··· The data ···

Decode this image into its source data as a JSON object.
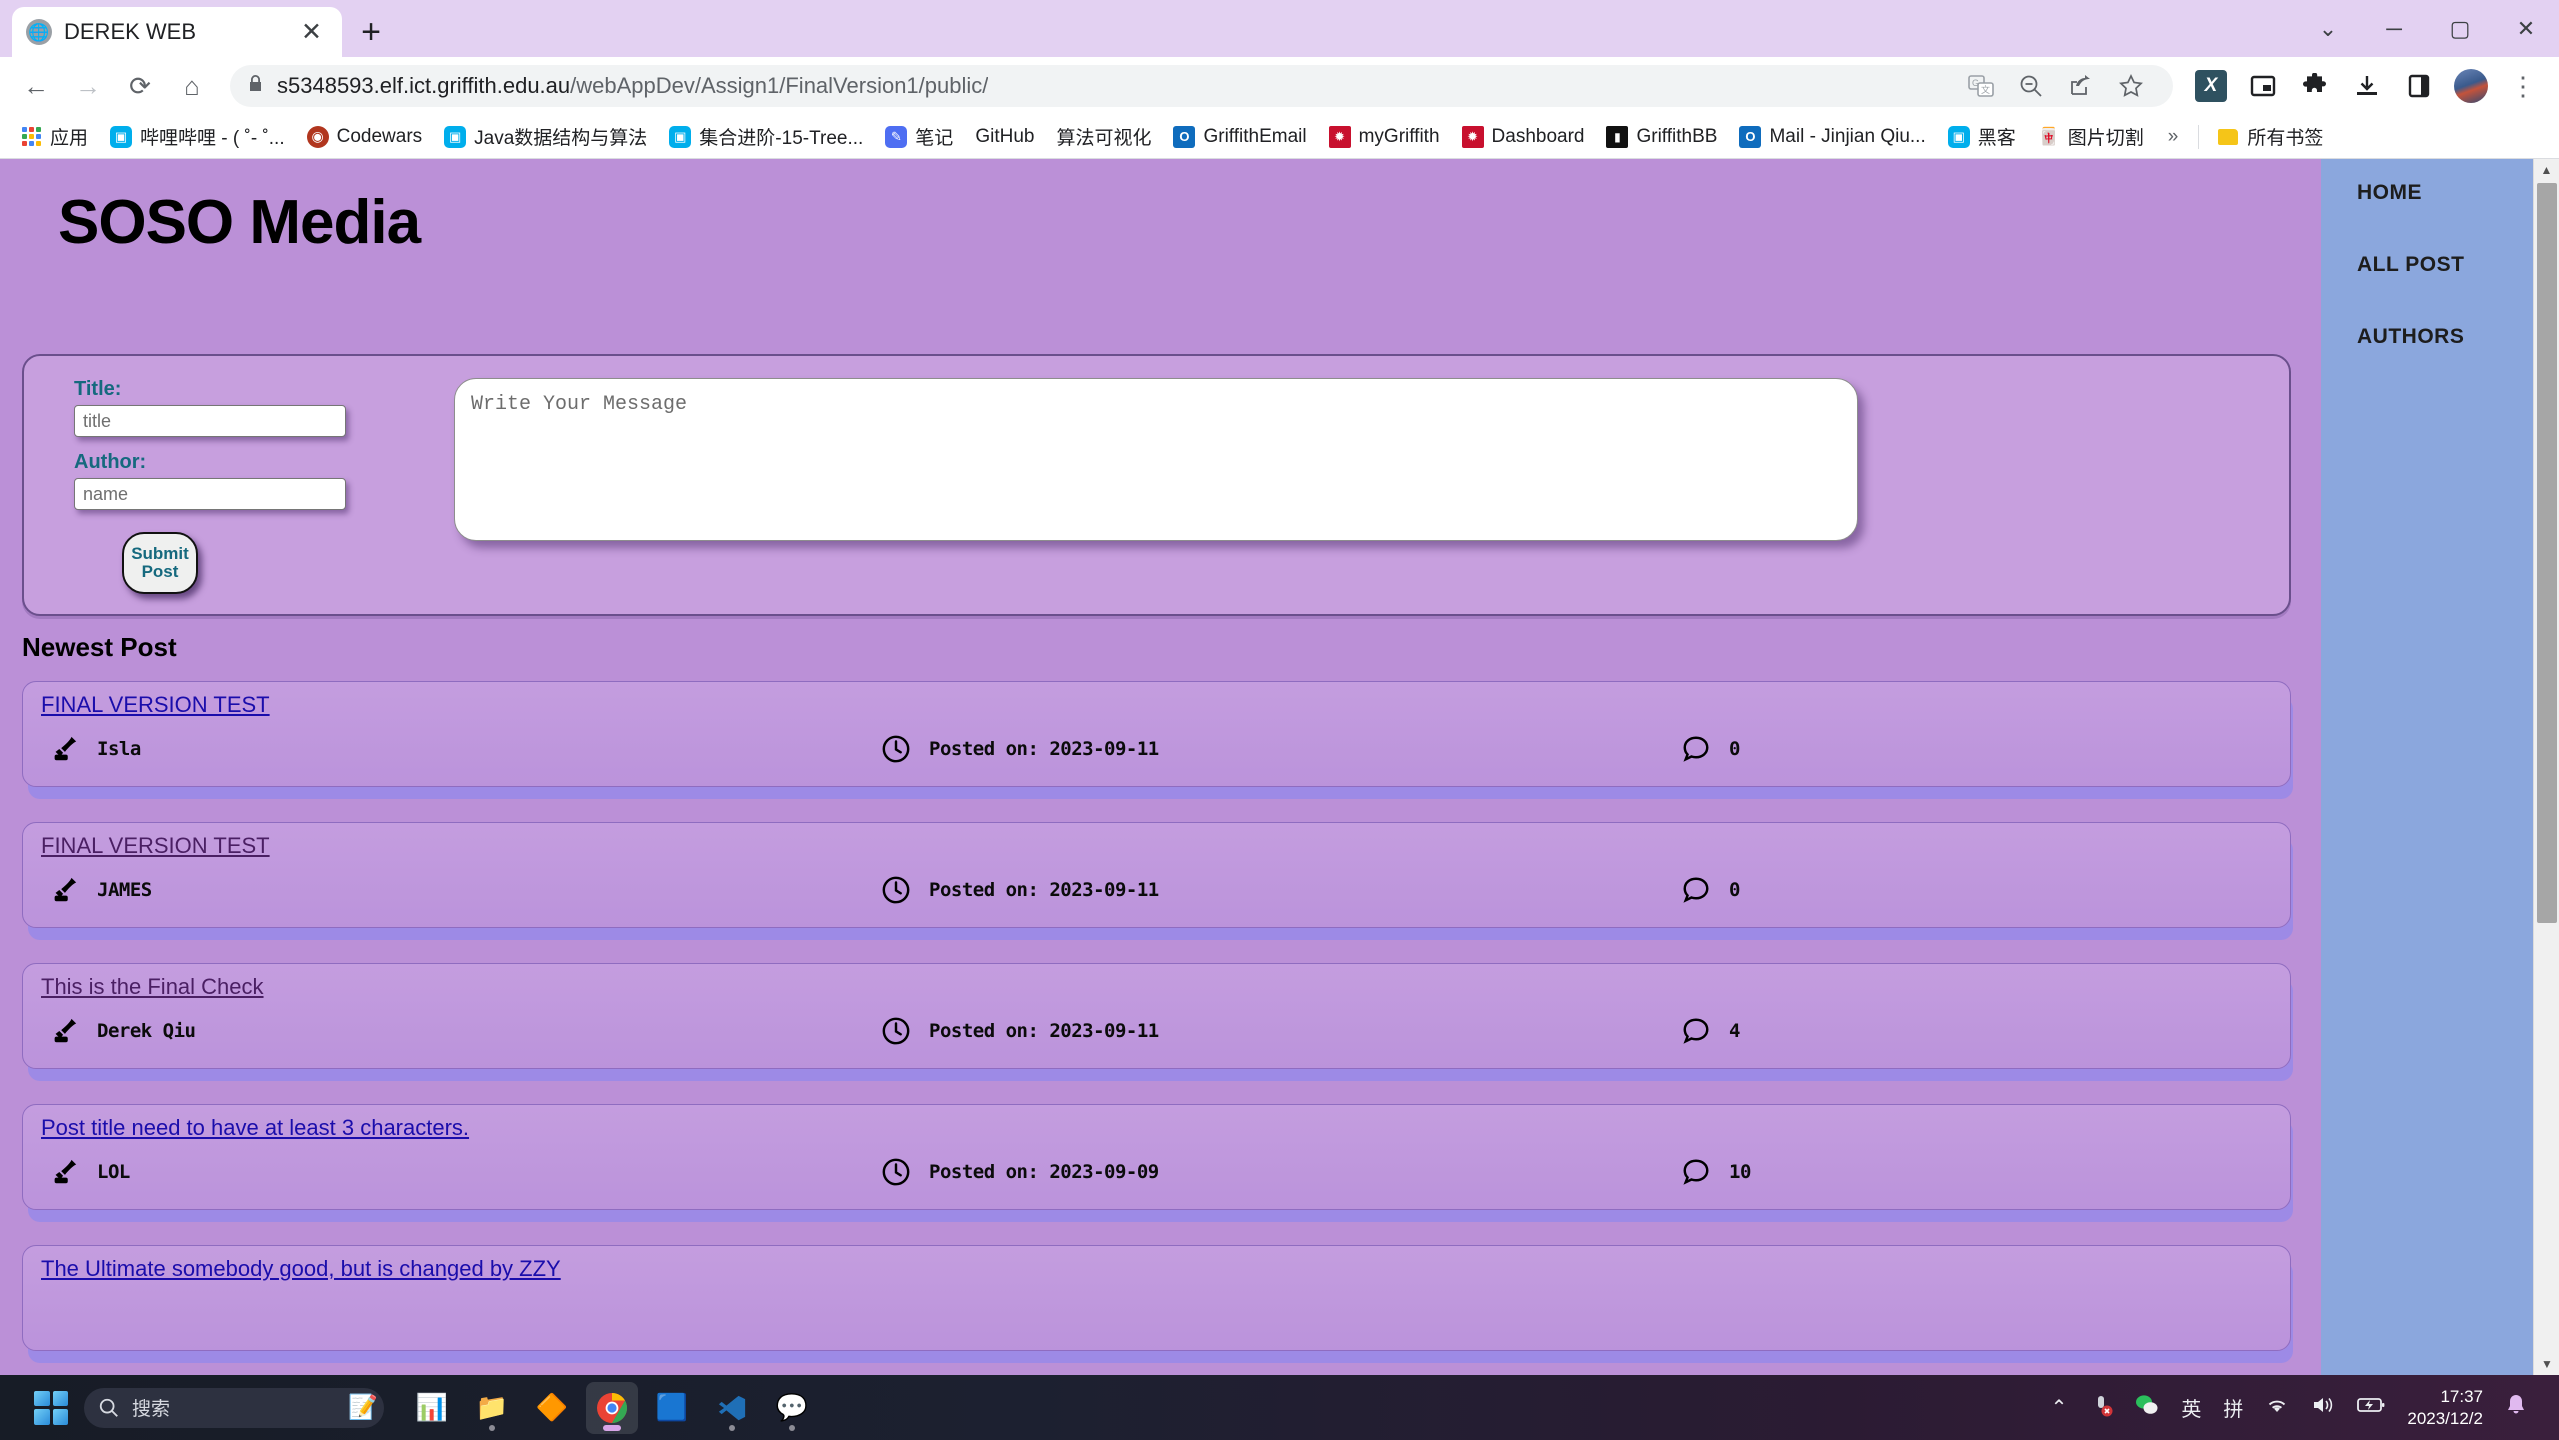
{
  "browser": {
    "tab": {
      "title": "DEREK WEB",
      "favicon": "globe-icon",
      "close": "✕"
    },
    "newtab_label": "+",
    "window_controls": {
      "minimize": "─",
      "maximize": "▢",
      "close": "✕",
      "collapse": "⌄"
    },
    "nav": {
      "back": "←",
      "forward": "→",
      "reload": "⟳",
      "home": "⌂"
    },
    "omnibox": {
      "lock": "🔒",
      "url_host": "s5348593.elf.ict.griffith.edu.au",
      "url_path": "/webAppDev/Assign1/FinalVersion1/public/",
      "translate": "translate-icon",
      "zoom": "zoom-icon",
      "share": "share-icon",
      "bookmark": "star-icon"
    },
    "extensions": {
      "x_badge": "X",
      "pip": "pip-icon",
      "puzzle": "extensions-icon",
      "download": "download-icon",
      "side_panel": "side-panel-icon",
      "menu": "⋮"
    },
    "bookmarks": [
      {
        "label": "应用",
        "icon": "apps-grid"
      },
      {
        "label": "哔哩哔哩 - ( ˚- ˚...",
        "icon": "bilibili"
      },
      {
        "label": "Codewars",
        "icon": "codewars"
      },
      {
        "label": "Java数据结构与算法",
        "icon": "bilibili"
      },
      {
        "label": "集合进阶-15-Tree...",
        "icon": "bilibili"
      },
      {
        "label": "笔记",
        "icon": "note"
      },
      {
        "label": "GitHub",
        "icon": "none"
      },
      {
        "label": "算法可视化",
        "icon": "none"
      },
      {
        "label": "GriffithEmail",
        "icon": "outlook"
      },
      {
        "label": "myGriffith",
        "icon": "griffith"
      },
      {
        "label": "Dashboard",
        "icon": "griffith"
      },
      {
        "label": "GriffithBB",
        "icon": "bb"
      },
      {
        "label": "Mail - Jinjian Qiu...",
        "icon": "outlook"
      },
      {
        "label": "黑客",
        "icon": "bilibili"
      },
      {
        "label": "图片切割",
        "icon": "hack"
      }
    ],
    "bookmarks_overflow": "»",
    "all_bookmarks": "所有书签"
  },
  "site": {
    "title": "SOSO Media",
    "nav": [
      {
        "label": "HOME"
      },
      {
        "label": "ALL POST"
      },
      {
        "label": "AUTHORS"
      }
    ],
    "form": {
      "title_label": "Title:",
      "title_placeholder": "title",
      "title_value": "",
      "author_label": "Author:",
      "author_placeholder": "name",
      "author_value": "",
      "submit_label": "Submit Post",
      "message_placeholder": "Write Your Message",
      "message_value": ""
    },
    "section_heading": "Newest Post",
    "date_prefix": "Posted on: ",
    "posts": [
      {
        "title": "FINAL VERSION TEST",
        "author": "Isla",
        "date": "Posted on: 2023-09-11",
        "comments": "0",
        "visited": false
      },
      {
        "title": "FINAL VERSION TEST",
        "author": "JAMES",
        "date": "Posted on: 2023-09-11",
        "comments": "0",
        "visited": true
      },
      {
        "title": "This is the Final Check",
        "author": "Derek Qiu",
        "date": "Posted on: 2023-09-11",
        "comments": "4",
        "visited": true
      },
      {
        "title": "Post title need to have at least 3 characters.",
        "author": "LOL",
        "date": "Posted on: 2023-09-09",
        "comments": "10",
        "visited": false
      },
      {
        "title": "The Ultimate somebody good, but is changed by ZZY",
        "author": "",
        "date": "",
        "comments": "",
        "visited": false
      }
    ],
    "colors": {
      "page_bg": "#bb90d7",
      "rail_bg": "#8ba7dd",
      "card_bg": "#c79fde",
      "label_teal": "#15697e",
      "link": "#1a0dab",
      "link_visited": "#4a1f63",
      "card_shadow": "#9d8ae6"
    }
  },
  "taskbar": {
    "search_placeholder": "搜索",
    "apps": [
      {
        "name": "start"
      },
      {
        "name": "powerpoint"
      },
      {
        "name": "file-explorer"
      },
      {
        "name": "unity"
      },
      {
        "name": "chrome"
      },
      {
        "name": "teams"
      },
      {
        "name": "vscode"
      },
      {
        "name": "wechat"
      }
    ],
    "tray": {
      "chevron": "⌃",
      "mic_muted": "mic-muted-icon",
      "wechat": "wechat-icon",
      "ime_lang": "英",
      "ime_mode": "拼",
      "wifi": "wifi-icon",
      "volume": "volume-icon",
      "battery": "battery-icon",
      "time": "17:37",
      "date": "2023/12/2",
      "bell": "notification-bell-icon"
    }
  }
}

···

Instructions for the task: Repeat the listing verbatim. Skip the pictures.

Written answer:
Decode this image into its source data as a JSON object.
{
  "browser": {
    "tab": {
      "title": "DEREK WEB",
      "favicon": "globe-icon",
      "close": "✕"
    },
    "newtab_label": "+",
    "window_controls": {
      "minimize": "─",
      "maximize": "▢",
      "close": "✕",
      "collapse": "⌄"
    },
    "nav": {
      "back": "←",
      "forward": "→",
      "reload": "⟳",
      "home": "⌂"
    },
    "omnibox": {
      "lock": "🔒",
      "url_host": "s5348593.elf.ict.griffith.edu.au",
      "url_path": "/webAppDev/Assign1/FinalVersion1/public/",
      "translate": "translate-icon",
      "zoom": "zoom-icon",
      "share": "share-icon",
      "bookmark": "star-icon"
    },
    "extensions": {
      "x_badge": "X",
      "pip": "pip-icon",
      "puzzle": "extensions-icon",
      "download": "download-icon",
      "side_panel": "side-panel-icon",
      "menu": "⋮"
    },
    "bookmarks": [
      {
        "label": "应用",
        "icon": "apps-grid"
      },
      {
        "label": "哔哩哔哩 - ( ˚- ˚...",
        "icon": "bilibili"
      },
      {
        "label": "Codewars",
        "icon": "codewars"
      },
      {
        "label": "Java数据结构与算法",
        "icon": "bilibili"
      },
      {
        "label": "集合进阶-15-Tree...",
        "icon": "bilibili"
      },
      {
        "label": "笔记",
        "icon": "note"
      },
      {
        "label": "GitHub",
        "icon": "none"
      },
      {
        "label": "算法可视化",
        "icon": "none"
      },
      {
        "label": "GriffithEmail",
        "icon": "outlook"
      },
      {
        "label": "myGriffith",
        "icon": "griffith"
      },
      {
        "label": "Dashboard",
        "icon": "griffith"
      },
      {
        "label": "GriffithBB",
        "icon": "bb"
      },
      {
        "label": "Mail - Jinjian Qiu...",
        "icon": "outlook"
      },
      {
        "label": "黑客",
        "icon": "bilibili"
      },
      {
        "label": "图片切割",
        "icon": "hack"
      }
    ],
    "bookmarks_overflow": "»",
    "all_bookmarks": "所有书签"
  },
  "site": {
    "title": "SOSO Media",
    "nav": [
      {
        "label": "HOME"
      },
      {
        "label": "ALL POST"
      },
      {
        "label": "AUTHORS"
      }
    ],
    "form": {
      "title_label": "Title:",
      "title_placeholder": "title",
      "title_value": "",
      "author_label": "Author:",
      "author_placeholder": "name",
      "author_value": "",
      "submit_label": "Submit Post",
      "message_placeholder": "Write Your Message",
      "message_value": ""
    },
    "section_heading": "Newest Post",
    "date_prefix": "Posted on: ",
    "posts": [
      {
        "title": "FINAL VERSION TEST",
        "author": "Isla",
        "date": "Posted on: 2023-09-11",
        "comments": "0",
        "visited": false
      },
      {
        "title": "FINAL VERSION TEST",
        "author": "JAMES",
        "date": "Posted on: 2023-09-11",
        "comments": "0",
        "visited": true
      },
      {
        "title": "This is the Final Check",
        "author": "Derek Qiu",
        "date": "Posted on: 2023-09-11",
        "comments": "4",
        "visited": true
      },
      {
        "title": "Post title need to have at least 3 characters.",
        "author": "LOL",
        "date": "Posted on: 2023-09-09",
        "comments": "10",
        "visited": false
      },
      {
        "title": "The Ultimate somebody good, but is changed by ZZY",
        "author": "",
        "date": "",
        "comments": "",
        "visited": false
      }
    ],
    "colors": {
      "page_bg": "#bb90d7",
      "rail_bg": "#8ba7dd",
      "card_bg": "#c79fde",
      "label_teal": "#15697e",
      "link": "#1a0dab",
      "link_visited": "#4a1f63",
      "card_shadow": "#9d8ae6"
    }
  },
  "taskbar": {
    "search_placeholder": "搜索",
    "apps": [
      {
        "name": "start"
      },
      {
        "name": "powerpoint"
      },
      {
        "name": "file-explorer"
      },
      {
        "name": "unity"
      },
      {
        "name": "chrome"
      },
      {
        "name": "teams"
      },
      {
        "name": "vscode"
      },
      {
        "name": "wechat"
      }
    ],
    "tray": {
      "chevron": "⌃",
      "mic_muted": "mic-muted-icon",
      "wechat": "wechat-icon",
      "ime_lang": "英",
      "ime_mode": "拼",
      "wifi": "wifi-icon",
      "volume": "volume-icon",
      "battery": "battery-icon",
      "time": "17:37",
      "date": "2023/12/2",
      "bell": "notification-bell-icon"
    }
  }
}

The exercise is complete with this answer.